Posted by cayhorstmann
on March 28, 2010 at 9:23 AM PDT
<p>I am working on rewriting a set of labs for our intermediate students at
SJSU. Version control is something that everyone with a CS degree is pretty
much expected to know these days. But instead of revising my old Subversion
lab, I decided to plunge into Mercurial. Of course, for team work, we need a server. I installed Mercurial onto a
donated Sun server running OpenSolaris and GlassFish. Installation was a bit
off the beaten track, so here are the directions.</p>
I am working on rewriting a set of labs for our intermediate students at SJSU. Version control is something that everyone with a CS degree is pretty much expected to know these days, so I thought of digging up an old Subversion lab from my open source programming class.
But distributed version control systems such as Mercurial and Git are getting all the love these days. Some people said that it is actually easier to teach Mercurial than Subversion. This seemed unintuitive--wouldn't it be harder to deal with a bunch of repositories instead of having just one centralized one?
Actually, I now see the point. It is really easy to get going with Mercurial as a single user. The student has an instant benefit: The repository is a "time machine".
The instructor, if so inclined, has an instant benefit too: The repository makes it harder to cheat. How so? I'll require my students to commit before every test run, and have them submit the zipped repository.
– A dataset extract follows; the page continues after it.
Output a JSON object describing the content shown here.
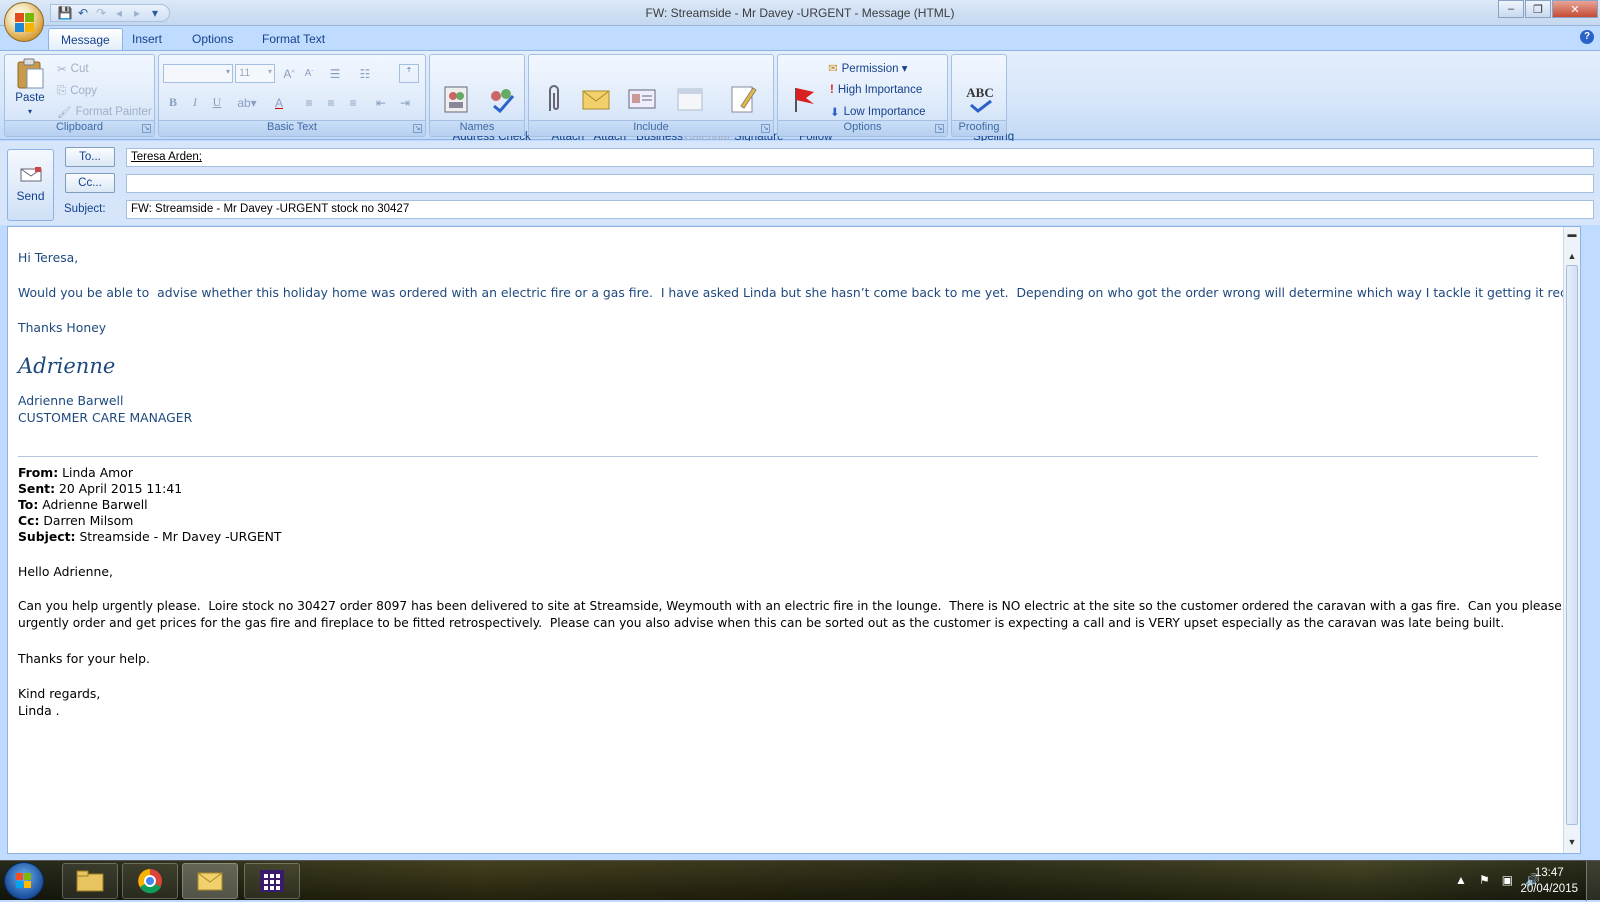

It is really easy to tell who made and fixed lots of errors over a period of time, and who mysteriously got their code working perfectly in one try.
Of course, for team work, we need a server. I installed Mercurial and the splendid mercurial-server onto a donated Sun server running OpenSolaris and GlassFish. Installation was a bit off the beaten track, so here are the directions.
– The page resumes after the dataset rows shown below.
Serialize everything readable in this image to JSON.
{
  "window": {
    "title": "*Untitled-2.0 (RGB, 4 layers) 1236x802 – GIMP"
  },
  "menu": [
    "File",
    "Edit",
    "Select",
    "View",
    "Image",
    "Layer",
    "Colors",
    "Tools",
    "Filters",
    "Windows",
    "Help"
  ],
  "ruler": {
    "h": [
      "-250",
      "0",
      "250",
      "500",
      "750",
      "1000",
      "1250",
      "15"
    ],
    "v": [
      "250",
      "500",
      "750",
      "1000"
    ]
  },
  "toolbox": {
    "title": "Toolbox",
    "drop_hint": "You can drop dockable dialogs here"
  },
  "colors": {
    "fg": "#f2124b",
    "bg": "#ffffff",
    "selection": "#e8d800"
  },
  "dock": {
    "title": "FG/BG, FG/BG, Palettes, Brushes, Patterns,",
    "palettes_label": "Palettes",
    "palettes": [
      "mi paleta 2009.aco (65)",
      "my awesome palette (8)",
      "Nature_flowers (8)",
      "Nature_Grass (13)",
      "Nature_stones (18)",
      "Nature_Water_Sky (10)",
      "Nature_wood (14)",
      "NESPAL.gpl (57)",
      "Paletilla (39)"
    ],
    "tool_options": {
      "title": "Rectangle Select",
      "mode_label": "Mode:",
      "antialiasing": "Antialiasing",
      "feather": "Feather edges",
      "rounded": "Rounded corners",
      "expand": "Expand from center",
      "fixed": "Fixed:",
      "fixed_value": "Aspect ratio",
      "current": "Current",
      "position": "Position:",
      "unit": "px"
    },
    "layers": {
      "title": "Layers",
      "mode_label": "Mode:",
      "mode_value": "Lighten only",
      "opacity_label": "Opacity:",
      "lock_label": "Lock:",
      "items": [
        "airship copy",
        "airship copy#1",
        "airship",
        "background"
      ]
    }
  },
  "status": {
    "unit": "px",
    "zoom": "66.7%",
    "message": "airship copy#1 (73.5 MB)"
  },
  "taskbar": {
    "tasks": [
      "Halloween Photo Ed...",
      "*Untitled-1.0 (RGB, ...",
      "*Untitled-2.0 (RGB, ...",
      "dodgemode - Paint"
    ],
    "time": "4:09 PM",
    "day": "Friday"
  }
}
Mercurial was easy enough—it's in the standard repos. But mercurial-server is only in
pfexec pkg set-publisher -O http://pkg.opensolaris.org/contrib contrib
pfexec pkg install mercurial-server
That doesn't run the standard install script, so here is what I did by hand:
pfexec /usr/sbin/useradd -m -d /export/home/hg hg
pfexec passwd hg
(Give some password; it doesn't seem to work without one.)
pfexec mkdir /etc/mercurial-server/keys/root/cay
ssh-add -L > my-key
pfexec mv my-key /etc/mercurial-server/keys/root/cay/thinkpad
pfexec su hg
chmod 700 /export/home/hg/.ssh
chmod 600 /export/home/hg/.ssh/authorized_keys
Then you can go on in the usual way , installing keys and adding repos remotely (with Mercurial, of course).
Next, I wanted to serve up the repos with GlassFish v3. There are some outdated instructions for GlassFish v2 here and here that got me started.
Make a WAR file with the following structure
hgwebdir.fcgi from the Mercurial installation; to find its location, run
pkg contents SUNWmercurial | grep hgwebdir
On my Solaris machine, the Python package for FastCGI wasn't installed. I got it like this:
wget python" title="http://peak.telecommunity.com/dist/ez_setup.py
pfexec easy_install flup
Next, create two files,
hgweb.config (whose format is documented here ):
/ = /export/home/hg/repos/*
baseurl = /mercurial/cgi-bin/hgwebdir.fcgi
<?xml version="1.0" encoding="UTF-8"?>
<web-app version="2.5" xmlns="http://java.sun.com/xml/ns/javaee"
xsi:schemaLocation="http://java.sun.com/xml/ns/javaee " title="http://java.sun.com/xml/ns/javaee/web-app_2_5.xsd">
An hour of my life went into discovering that the
/ at the end of the welcome file is essential.
Deploy the WAR in
domains/domain1/autodeploy and point your browser to